30th November 2023
There are a variety of measures that will help improve a property’s EPC rating. Some of these might seem relatively straightforward, such as changing to LED lighting or installing draught excluders, but it’s unlikely that this will be enough to reach the minimum requirements for an older building. Other, more complex and costly options will likely need to be implemented, such as upgrading the heating system to a high-efficiency one and installing a smart, energy management system, upgrading the glazing, and installing up-to-date insulation throughout. As one of the biggest sources of heat loss, that will include upgrading the roof to ensure that it’s properly insulated in line with current building regulations, but this is clearly difficult to monetise for asset managers. Similarly, insulating walls and floors could result in loss of area and major disruption. Renewable energy sources, such as installing solar panels on the roof, are yet another avenue that will no-doubt be sought to generate clean energy and reduce reliance on the grid.
The reality for commercial landlords though, is that all of this represents significant cost and resource, as well as having to deal with the disruption that this causes to existing tenants. We’re already hearing some of the repercussions of this with landlords re-thinking their position amidst what they see as an unviable option. Unfortunately, many landlords may need to sell their assets for a knock-down price if they determine that the cost of uplift is prohibitive.
As a leader in the airspace development sector, we see huge synergies in what we do and the challenges facing commercial landlords. For years, we’ve worked closely with residential landlords to build additional homes on top of their existing buildings, whilst also improving the state of the building. This includes some of the proposals outlined above such as upgrading their heating to new, more efficient systems, installing PVs and improving the insulation of the roof, by virtue of building on top and installing building-regulations-approved insulation on the new roof. At the same time, we look to improve some of the aesthetics of the building to help add value for the residents and freeholders.
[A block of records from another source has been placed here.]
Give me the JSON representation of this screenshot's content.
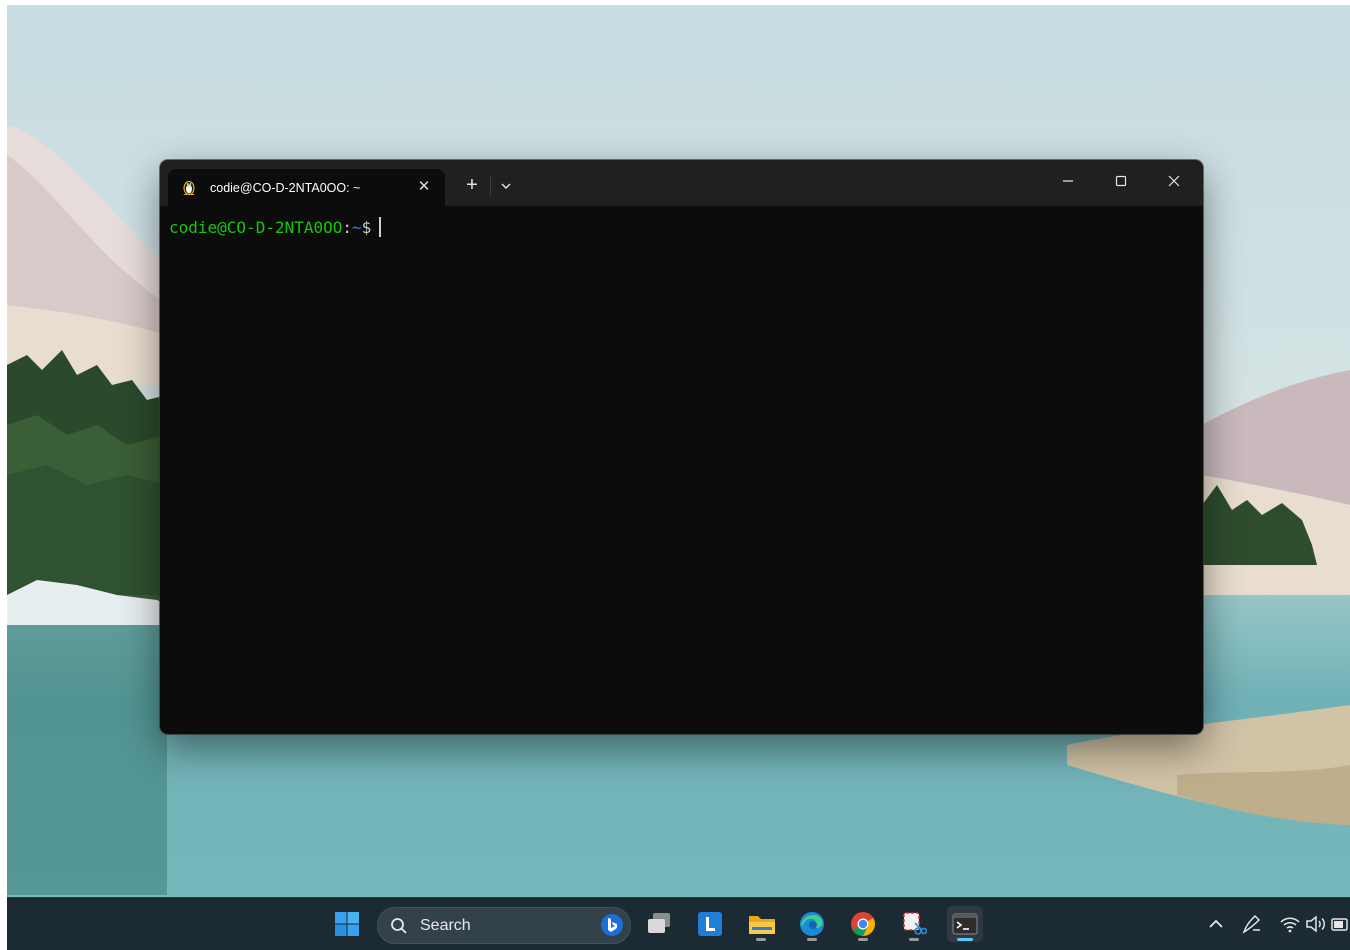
{
  "terminal": {
    "tab_title": "codie@CO-D-2NTA0OO: ~",
    "tab_close_icon": "close-icon",
    "new_tab_label": "+",
    "dropdown_icon": "chevron-down-icon",
    "window_controls": [
      "minimize-icon",
      "maximize-icon",
      "close-icon"
    ],
    "prompt": {
      "user_host": "codie@CO-D-2NTA0OO",
      "colon": ":",
      "path": "~",
      "dollar": "$"
    },
    "colors": {
      "background": "#0c0c0c",
      "titlebar": "#202020",
      "prompt_user": "#16c60c",
      "prompt_path": "#3b78ff"
    }
  },
  "taskbar": {
    "search_placeholder": "Search",
    "apps": [
      "windows-start-icon",
      "task-view-icon",
      "l-app-icon",
      "file-explorer-icon",
      "edge-icon",
      "chrome-icon",
      "snipping-tool-icon",
      "terminal-icon"
    ],
    "active_app": "terminal-icon",
    "tray": [
      "chevron-up-icon",
      "pen-icon",
      "wifi-icon",
      "volume-icon",
      "battery-icon"
    ]
  }
}
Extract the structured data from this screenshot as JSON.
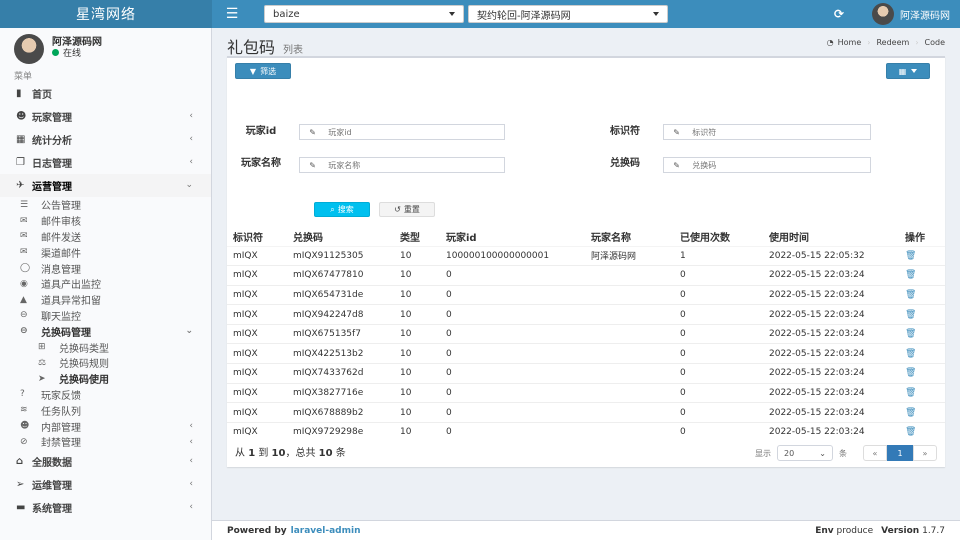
{
  "header": {
    "brand": "星湾网络",
    "select1": "baize",
    "select2": "契约轮回-阿泽源码网",
    "user_name": "阿泽源码网"
  },
  "sidebar": {
    "user_name": "阿泽源码网",
    "status": "在线",
    "menu_label": "菜单",
    "items": [
      {
        "label": "首页"
      },
      {
        "label": "玩家管理"
      },
      {
        "label": "统计分析"
      },
      {
        "label": "日志管理"
      },
      {
        "label": "运营管理"
      },
      {
        "label": "全服数据"
      },
      {
        "label": "运维管理"
      },
      {
        "label": "系统管理"
      }
    ],
    "sub_items": [
      {
        "label": "公告管理"
      },
      {
        "label": "邮件审核"
      },
      {
        "label": "邮件发送"
      },
      {
        "label": "渠道邮件"
      },
      {
        "label": "消息管理"
      },
      {
        "label": "道具产出监控"
      },
      {
        "label": "道具异常扣留"
      },
      {
        "label": "聊天监控"
      },
      {
        "label": "兑换码管理"
      },
      {
        "label": "玩家反馈"
      },
      {
        "label": "任务队列"
      },
      {
        "label": "内部管理"
      },
      {
        "label": "封禁管理"
      }
    ],
    "subsub_items": [
      {
        "label": "兑换码类型"
      },
      {
        "label": "兑换码规则"
      },
      {
        "label": "兑换码使用"
      }
    ]
  },
  "page": {
    "title": "礼包码",
    "subtitle": "列表",
    "breadcrumb": [
      "Home",
      "Redeem",
      "Code"
    ]
  },
  "filter": {
    "button": "筛选",
    "fields": [
      {
        "label": "玩家id",
        "placeholder": "玩家id"
      },
      {
        "label": "标识符",
        "placeholder": "标识符"
      },
      {
        "label": "玩家名称",
        "placeholder": "玩家名称"
      },
      {
        "label": "兑换码",
        "placeholder": "兑换码"
      }
    ],
    "search": "搜索",
    "reset": "重置"
  },
  "table": {
    "headers": [
      "标识符",
      "兑换码",
      "类型",
      "玩家id",
      "玩家名称",
      "已使用次数",
      "使用时间",
      "操作"
    ],
    "rows": [
      [
        "mIQX",
        "mIQX91125305",
        "10",
        "100000100000000001",
        "阿泽源码网",
        "1",
        "2022-05-15 22:05:32"
      ],
      [
        "mIQX",
        "mIQX67477810",
        "10",
        "0",
        "",
        "0",
        "2022-05-15 22:03:24"
      ],
      [
        "mIQX",
        "mIQX654731de",
        "10",
        "0",
        "",
        "0",
        "2022-05-15 22:03:24"
      ],
      [
        "mIQX",
        "mIQX942247d8",
        "10",
        "0",
        "",
        "0",
        "2022-05-15 22:03:24"
      ],
      [
        "mIQX",
        "mIQX675135f7",
        "10",
        "0",
        "",
        "0",
        "2022-05-15 22:03:24"
      ],
      [
        "mIQX",
        "mIQX422513b2",
        "10",
        "0",
        "",
        "0",
        "2022-05-15 22:03:24"
      ],
      [
        "mIQX",
        "mIQX7433762d",
        "10",
        "0",
        "",
        "0",
        "2022-05-15 22:03:24"
      ],
      [
        "mIQX",
        "mIQX3827716e",
        "10",
        "0",
        "",
        "0",
        "2022-05-15 22:03:24"
      ],
      [
        "mIQX",
        "mIQX678889b2",
        "10",
        "0",
        "",
        "0",
        "2022-05-15 22:03:24"
      ],
      [
        "mIQX",
        "mIQX9729298e",
        "10",
        "0",
        "",
        "0",
        "2022-05-15 22:03:24"
      ]
    ]
  },
  "pager": {
    "prefix": "从",
    "from": "1",
    "to_word": "到",
    "to": "10",
    "total_word": "，总共",
    "total": "10",
    "unit": "条",
    "show": "显示",
    "per_page": "20",
    "per_unit": "条",
    "prev": "«",
    "current": "1",
    "next": "»"
  },
  "footer": {
    "powered": "Powered by",
    "link": "laravel-admin",
    "env_label": "Env",
    "env": "produce",
    "version_label": "Version",
    "version": "1.7.7"
  },
  "colors": {
    "primary": "#3c8dbc",
    "info": "#00c0ef",
    "bg": "#ecf0f5"
  }
}
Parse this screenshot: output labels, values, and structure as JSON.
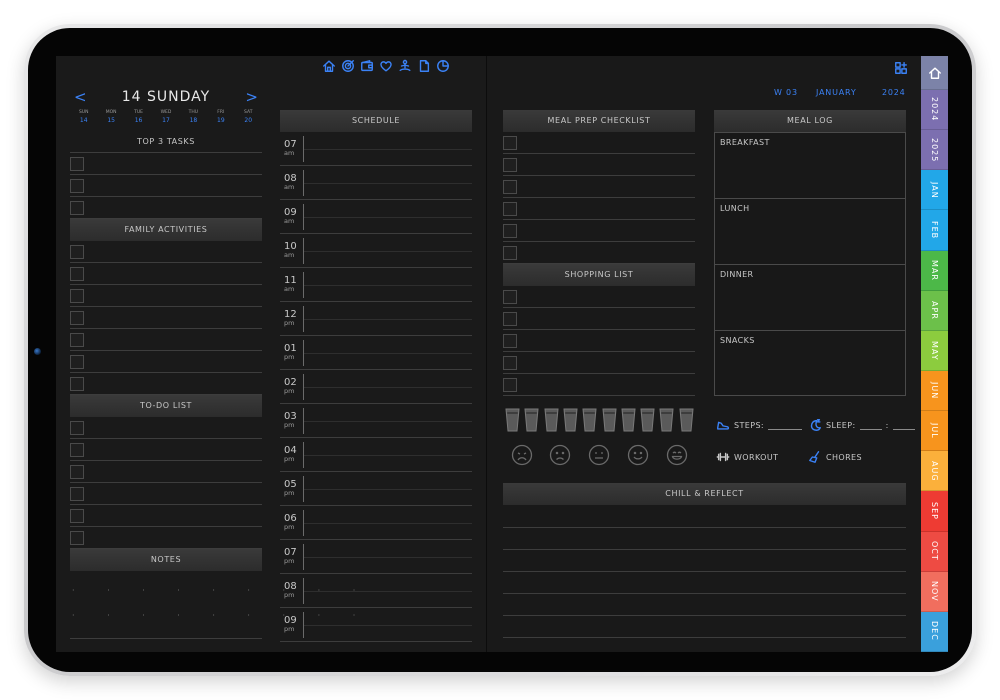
{
  "top_icons": [
    "home-icon",
    "target-icon",
    "wallet-icon",
    "heart-icon",
    "meditation-icon",
    "document-icon",
    "pie-chart-icon"
  ],
  "day_title": "14 SUNDAY",
  "prev_arrow": "<",
  "next_arrow": ">",
  "week": {
    "day_names": [
      "SUN",
      "MON",
      "TUE",
      "WED",
      "THU",
      "FRI",
      "SAT"
    ],
    "dates": [
      "14",
      "15",
      "16",
      "17",
      "18",
      "19",
      "20"
    ]
  },
  "sections": {
    "top3": "TOP 3 TASKS",
    "family": "FAMILY ACTIVITIES",
    "todo": "TO-DO LIST",
    "notes": "NOTES",
    "schedule": "SCHEDULE",
    "meal_prep": "MEAL PREP CHECKLIST",
    "shopping": "SHOPPING LIST",
    "meal_log": "MEAL LOG",
    "chill": "CHILL & REFLECT"
  },
  "schedule_times": [
    {
      "hour": "07",
      "ap": "am"
    },
    {
      "hour": "08",
      "ap": "am"
    },
    {
      "hour": "09",
      "ap": "am"
    },
    {
      "hour": "10",
      "ap": "am"
    },
    {
      "hour": "11",
      "ap": "am"
    },
    {
      "hour": "12",
      "ap": "pm"
    },
    {
      "hour": "01",
      "ap": "pm"
    },
    {
      "hour": "02",
      "ap": "pm"
    },
    {
      "hour": "03",
      "ap": "pm"
    },
    {
      "hour": "04",
      "ap": "pm"
    },
    {
      "hour": "05",
      "ap": "pm"
    },
    {
      "hour": "06",
      "ap": "pm"
    },
    {
      "hour": "07",
      "ap": "pm"
    },
    {
      "hour": "08",
      "ap": "pm"
    },
    {
      "hour": "09",
      "ap": "pm"
    }
  ],
  "header_right": {
    "week": "W 03",
    "month": "JANUARY",
    "year": "2024"
  },
  "meal_log": [
    "BREAKFAST",
    "LUNCH",
    "DINNER",
    "SNACKS"
  ],
  "stats": {
    "steps": "STEPS:",
    "sleep": "SLEEP:",
    "sleep_sep": ":",
    "workout": "WORKOUT",
    "chores": "CHORES"
  },
  "tabs": [
    {
      "label": "2024",
      "color": "#7c6fb0"
    },
    {
      "label": "2025",
      "color": "#7c6fb0"
    },
    {
      "label": "JAN",
      "color": "#22a7e8"
    },
    {
      "label": "FEB",
      "color": "#22a7e8"
    },
    {
      "label": "MAR",
      "color": "#4cb848"
    },
    {
      "label": "APR",
      "color": "#6cc04a"
    },
    {
      "label": "MAY",
      "color": "#8ccc3e"
    },
    {
      "label": "JUN",
      "color": "#f7941d"
    },
    {
      "label": "JUL",
      "color": "#f7941d"
    },
    {
      "label": "AUG",
      "color": "#fbb03b"
    },
    {
      "label": "SEP",
      "color": "#ee3b33"
    },
    {
      "label": "OCT",
      "color": "#ee4b43"
    },
    {
      "label": "NOV",
      "color": "#f16e5e"
    },
    {
      "label": "DEC",
      "color": "#3aa0dc"
    }
  ],
  "home_tab_color": "#7c83a8",
  "accent_color": "#3b82f6"
}
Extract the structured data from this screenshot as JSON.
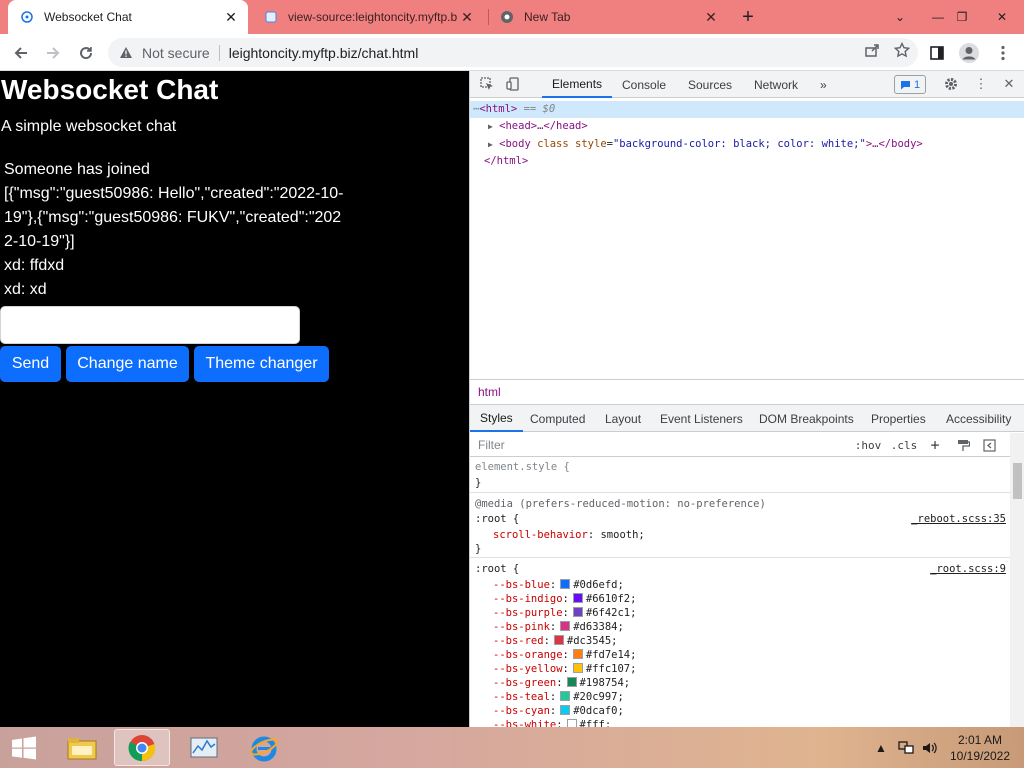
{
  "browser": {
    "tabs": [
      {
        "title": "Websocket Chat",
        "active": true
      },
      {
        "title": "view-source:leightoncity.myftp.b",
        "active": false
      },
      {
        "title": "New Tab",
        "active": false
      }
    ],
    "address": {
      "security_label": "Not secure",
      "url": "leightoncity.myftp.biz/chat.html"
    }
  },
  "page": {
    "title": "Websocket Chat",
    "subtitle": "A simple websocket chat",
    "messages": [
      "Someone has joined",
      "[{\"msg\":\"guest50986: Hello\",\"created\":\"2022-10-19\"},{\"msg\":\"guest50986: FUKV\",\"created\":\"2022-10-19\"}]",
      "xd: ffdxd",
      "xd: xd"
    ],
    "input_value": "",
    "buttons": {
      "send": "Send",
      "change_name": "Change name",
      "theme": "Theme changer"
    },
    "colors": {
      "background": "#000000",
      "text": "#ffffff",
      "button": "#0d6efd"
    }
  },
  "devtools": {
    "tabs": [
      "Elements",
      "Console",
      "Sources",
      "Network"
    ],
    "active_tab": "Elements",
    "more": "»",
    "issues_count": "1",
    "dom": {
      "html_open": "<html>",
      "html_eq": "== $0",
      "head": "<head>…</head>",
      "body_open_tag": "<body",
      "body_attr1": "class",
      "body_attr2": "style",
      "body_attr2_val": "\"background-color: black; color: white;\"",
      "body_rest": ">…</body>",
      "html_close": "</html>"
    },
    "breadcrumb": "html",
    "subtabs": [
      "Styles",
      "Computed",
      "Layout",
      "Event Listeners",
      "DOM Breakpoints",
      "Properties",
      "Accessibility"
    ],
    "filter_placeholder": "Filter",
    "filter_buttons": {
      "hov": ":hov",
      "cls": ".cls"
    },
    "styles": {
      "element_style": "element.style {",
      "close_brace": "}",
      "media": "@media (prefers-reduced-motion: no-preference)",
      "root_sel": ":root {",
      "reboot_src": "_reboot.scss:35",
      "scroll_prop": "scroll-behavior",
      "scroll_val": "smooth;",
      "root_src": "_root.scss:9",
      "vars": [
        {
          "name": "--bs-blue",
          "value": "#0d6efd;",
          "color": "#0d6efd"
        },
        {
          "name": "--bs-indigo",
          "value": "#6610f2;",
          "color": "#6610f2"
        },
        {
          "name": "--bs-purple",
          "value": "#6f42c1;",
          "color": "#6f42c1"
        },
        {
          "name": "--bs-pink",
          "value": "#d63384;",
          "color": "#d63384"
        },
        {
          "name": "--bs-red",
          "value": "#dc3545;",
          "color": "#dc3545"
        },
        {
          "name": "--bs-orange",
          "value": "#fd7e14;",
          "color": "#fd7e14"
        },
        {
          "name": "--bs-yellow",
          "value": "#ffc107;",
          "color": "#ffc107"
        },
        {
          "name": "--bs-green",
          "value": "#198754;",
          "color": "#198754"
        },
        {
          "name": "--bs-teal",
          "value": "#20c997;",
          "color": "#20c997"
        },
        {
          "name": "--bs-cyan",
          "value": "#0dcaf0;",
          "color": "#0dcaf0"
        },
        {
          "name": "--bs-white",
          "value": "#fff;",
          "color": "#ffffff"
        }
      ]
    }
  },
  "taskbar": {
    "time": "2:01 AM",
    "date": "10/19/2022"
  }
}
We’re able to do this without emptying a building of its occupants – rather, we work with the existing tenants to put a strategy in place that allows them to go about life with minimal interruption.
All of this helps to improve the existing building’s energy efficiency, thus reducing landlords’ service-charge bills and reducing the burden of having to dive into sinking funds or raise S20 requests onto existing residents. It seems obvious that this model would be perfect for commercial landlords also, especially given the impending costs they are facing. Working with an airspace developer offers commercial landlords an opportunity to deal with the requirements of the MEES, whilst also potentially extracting value from their asset and turning the situation from a loss-making conundrum to an appealing value-add proposition.
MEES are clearly not going away and the need to improve the energy efficiency of buildings is a real one, so landlords need to consider their options seriously. We’re keen to work with commercial clients and work collaboratively to help solve an energy crisis, whilst also helping to solve the housing shortage.
Fruition Properties’ current commercial airspace project comprising 9-units in Bermondsey, SE1 started on site in May 2023, with completion due summer 2024. We can also add new commercial space above existing buildings in areas which are well sought after, thereby delivering value through cost savings but also future value through new income. With the right partners and know-how, what is a liability could now become a future asset. This is more than just blue sky thinking.